Calendar An icon of a desk calendar. Cancel An icon of a circle with a diagonal line across. Caret An icon of a block arrow pointing to the right. Email An icon of a paper envelope. Facebook An icon of the Facebook "f" mark. Google An icon of the Google "G" mark. Linked In An icon of the Linked In "in" mark. Logout An icon representing logout. Profile An icon that resembles human head and shoulders. Telephone An icon of a traditional telephone receiver. Tick An icon of a tick mark. Is Public An icon of a human eye and eyelashes. Is Not Public An icon of a human eye and eyelashes with a diagonal line through it. Pause Icon A two-lined pause icon for stopping interactions. Quote Mark A opening quote mark. Quote Mark A closing quote mark. Arrow An icon of an arrow. Folder An icon of a paper folder. Breaking An icon of an exclamation mark on a circular background. Camera An icon of a digital camera. Caret An icon of a caret arrow. Clock An icon of a clock face. Close An icon of the an X shape. Close Icon An icon used to represent where to interact to collapse or dismiss a component Comment An icon of a speech bubble. Comments An icon of a speech bubble, denoting user comments. Ellipsis An icon of 3 horizontal dots. Envelope An icon of a paper envelope. Facebook An icon of a facebook f logo. Camera An icon of a digital camera. Home An icon of a house. Instagram An icon of the Instagram logo. LinkedIn An icon of the LinkedIn logo. Magnifying Glass An icon of a magnifying glass. Search Icon A magnifying glass icon that is used to represent the function of searching. Menu An icon of 3 horizontal lines. Hamburger Menu Icon An icon used to represent a collapsed menu. Next An icon of an arrow pointing to the right. Notice An explanation mark centred inside a circle. Previous An icon of an arrow pointing to the left. Rating An icon of a star. Tag An icon of a tag. Twitter An icon of the Twitter logo. Video Camera An icon of a video camera shape. Speech Bubble Icon A icon displaying a speech bubble WhatsApp An icon of the WhatsApp logo. Information An icon of an information logo. Plus A mathematical 'plus' symbol. Duration An icon indicating Time. Success Tick An icon of a green tick. Success Tick Timeout An icon of a greyed out success tick. Loading Spinner An icon of a loading spinner.
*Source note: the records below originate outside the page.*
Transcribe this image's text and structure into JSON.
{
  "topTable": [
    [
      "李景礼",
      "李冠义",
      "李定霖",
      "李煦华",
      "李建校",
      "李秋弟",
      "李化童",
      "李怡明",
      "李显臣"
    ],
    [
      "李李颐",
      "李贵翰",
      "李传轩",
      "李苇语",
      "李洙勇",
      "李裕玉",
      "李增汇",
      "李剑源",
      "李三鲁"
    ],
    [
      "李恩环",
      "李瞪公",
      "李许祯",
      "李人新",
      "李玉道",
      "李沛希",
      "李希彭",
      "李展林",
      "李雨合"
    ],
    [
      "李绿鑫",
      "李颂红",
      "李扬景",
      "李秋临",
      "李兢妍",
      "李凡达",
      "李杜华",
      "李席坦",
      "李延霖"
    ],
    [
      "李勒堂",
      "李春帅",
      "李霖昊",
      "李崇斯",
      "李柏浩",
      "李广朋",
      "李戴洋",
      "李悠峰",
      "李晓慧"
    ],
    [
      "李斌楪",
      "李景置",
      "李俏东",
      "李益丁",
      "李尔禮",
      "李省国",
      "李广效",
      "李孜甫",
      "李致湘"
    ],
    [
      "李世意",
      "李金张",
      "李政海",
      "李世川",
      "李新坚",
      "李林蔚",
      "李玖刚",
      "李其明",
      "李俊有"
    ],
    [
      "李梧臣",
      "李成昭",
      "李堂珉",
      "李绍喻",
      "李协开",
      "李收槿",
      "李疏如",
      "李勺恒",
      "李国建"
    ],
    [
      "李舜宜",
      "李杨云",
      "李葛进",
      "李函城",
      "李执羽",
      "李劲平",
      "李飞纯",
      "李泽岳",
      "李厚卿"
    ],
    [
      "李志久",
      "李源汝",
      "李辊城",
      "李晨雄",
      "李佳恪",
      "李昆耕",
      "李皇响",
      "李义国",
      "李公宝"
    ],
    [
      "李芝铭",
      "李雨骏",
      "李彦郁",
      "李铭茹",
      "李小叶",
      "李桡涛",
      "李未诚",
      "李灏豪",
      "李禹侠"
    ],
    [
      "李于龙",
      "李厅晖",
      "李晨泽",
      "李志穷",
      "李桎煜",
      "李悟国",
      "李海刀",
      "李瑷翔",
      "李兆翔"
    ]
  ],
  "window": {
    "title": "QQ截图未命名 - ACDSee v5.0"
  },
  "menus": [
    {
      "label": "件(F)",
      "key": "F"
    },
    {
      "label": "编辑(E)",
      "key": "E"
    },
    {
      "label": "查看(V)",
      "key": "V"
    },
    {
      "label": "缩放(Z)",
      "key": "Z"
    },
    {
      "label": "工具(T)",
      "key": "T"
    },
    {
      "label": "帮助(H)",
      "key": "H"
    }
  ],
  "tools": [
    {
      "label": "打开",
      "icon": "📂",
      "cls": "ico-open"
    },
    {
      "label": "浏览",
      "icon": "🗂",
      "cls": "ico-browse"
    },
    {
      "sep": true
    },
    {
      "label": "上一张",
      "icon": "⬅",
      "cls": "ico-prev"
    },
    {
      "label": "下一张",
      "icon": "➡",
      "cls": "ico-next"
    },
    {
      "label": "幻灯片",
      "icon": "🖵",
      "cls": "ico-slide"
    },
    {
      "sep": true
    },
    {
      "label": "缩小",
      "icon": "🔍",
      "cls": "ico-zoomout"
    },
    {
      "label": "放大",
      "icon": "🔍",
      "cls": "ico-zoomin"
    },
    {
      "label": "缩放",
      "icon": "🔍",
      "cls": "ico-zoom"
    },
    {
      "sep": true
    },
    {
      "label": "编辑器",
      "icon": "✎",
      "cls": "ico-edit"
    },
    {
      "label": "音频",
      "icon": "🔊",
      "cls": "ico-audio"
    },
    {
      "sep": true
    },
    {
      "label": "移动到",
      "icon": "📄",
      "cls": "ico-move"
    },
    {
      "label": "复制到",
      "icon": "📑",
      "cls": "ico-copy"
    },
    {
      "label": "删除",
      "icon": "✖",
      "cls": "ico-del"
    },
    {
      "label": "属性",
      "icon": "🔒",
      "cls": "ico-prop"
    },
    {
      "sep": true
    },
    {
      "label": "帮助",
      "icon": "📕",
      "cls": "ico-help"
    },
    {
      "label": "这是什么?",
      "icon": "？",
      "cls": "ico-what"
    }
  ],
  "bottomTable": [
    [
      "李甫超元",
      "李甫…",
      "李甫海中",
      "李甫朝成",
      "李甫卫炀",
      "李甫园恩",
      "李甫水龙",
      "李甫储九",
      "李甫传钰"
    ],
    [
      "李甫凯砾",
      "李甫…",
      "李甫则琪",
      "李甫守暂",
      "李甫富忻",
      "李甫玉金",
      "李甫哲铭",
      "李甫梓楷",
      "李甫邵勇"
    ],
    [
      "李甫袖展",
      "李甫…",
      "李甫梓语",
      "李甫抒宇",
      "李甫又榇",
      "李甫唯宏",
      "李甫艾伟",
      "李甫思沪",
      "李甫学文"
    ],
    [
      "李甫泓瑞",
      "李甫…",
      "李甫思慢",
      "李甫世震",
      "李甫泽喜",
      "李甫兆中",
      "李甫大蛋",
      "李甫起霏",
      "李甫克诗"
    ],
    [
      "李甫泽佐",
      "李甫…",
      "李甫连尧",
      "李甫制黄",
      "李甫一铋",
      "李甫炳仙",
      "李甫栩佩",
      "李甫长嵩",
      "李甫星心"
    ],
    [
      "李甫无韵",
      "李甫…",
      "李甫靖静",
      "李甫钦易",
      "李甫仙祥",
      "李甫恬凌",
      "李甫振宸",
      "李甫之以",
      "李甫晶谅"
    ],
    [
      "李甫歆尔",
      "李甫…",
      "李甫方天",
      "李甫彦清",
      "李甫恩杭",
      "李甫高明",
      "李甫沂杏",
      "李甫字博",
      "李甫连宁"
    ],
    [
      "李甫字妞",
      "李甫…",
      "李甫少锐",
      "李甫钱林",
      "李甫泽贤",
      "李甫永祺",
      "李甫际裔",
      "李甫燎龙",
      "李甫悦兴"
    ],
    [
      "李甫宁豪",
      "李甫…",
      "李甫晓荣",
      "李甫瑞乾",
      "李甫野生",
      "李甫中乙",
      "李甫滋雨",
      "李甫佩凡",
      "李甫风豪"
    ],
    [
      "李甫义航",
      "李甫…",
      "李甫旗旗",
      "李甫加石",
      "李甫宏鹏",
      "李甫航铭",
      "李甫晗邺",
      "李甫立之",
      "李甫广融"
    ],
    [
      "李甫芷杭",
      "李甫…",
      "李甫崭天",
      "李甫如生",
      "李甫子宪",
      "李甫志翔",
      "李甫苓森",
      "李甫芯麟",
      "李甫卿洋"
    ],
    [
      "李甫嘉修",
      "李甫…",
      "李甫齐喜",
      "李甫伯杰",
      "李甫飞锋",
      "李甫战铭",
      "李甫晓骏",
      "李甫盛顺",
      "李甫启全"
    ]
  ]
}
Councillors dismiss concerns about £40,000 scheme to teach seven kids Gaelic

The most frequent targets of physical assaults in both council regions were education professionals.
The most frequent targets of physical assaults in both council regions were education professionals.

North-east councillors have dismissed concerns that education chiefs in Aberdeenshire have spent close to £40,000 a year sending seven pupils to the city to study Gaelic.

The figures emerged in a report to the education committee which met in Aberdeenshire yesterday.

Last year, £37,570 was spent on taking the pupils to Gilcomston School in the city for Gaelic medium education (GME), where primary aged children are taught the curriculum in the traditional language.

Council spends £40k a year sending seven pupils for Gaelic lessons

Education bosses estimate the transportation costs for the pupils – who are from Portlethen, Stonehaven and Inverurie – will stretch to £39,000 for the current school year.

Last week Scottish language entertainer and broadcaster Robert Lovie said he hopes Doric – the north-east’s “Mither Tongue” – will receive similar financial backing.

But during yesterday’s education meeting at Woodhill House, Labour councillor Alison Evison, the council’s former co-leader, insisted funding Gaelic tuition was a worthwhile investment.

She said: “If you look at what’s paid, it’s very good value for what they are learning.”

However, she added Aberdeenshire Council was not doing enough to promote the success of the programme and called on the authority’s communications team to market the link with Gilcomston.

She described the city school as a “centre for excellence in the north-east”.

Already a subscriber? Sign in

[[title]]

[[text]]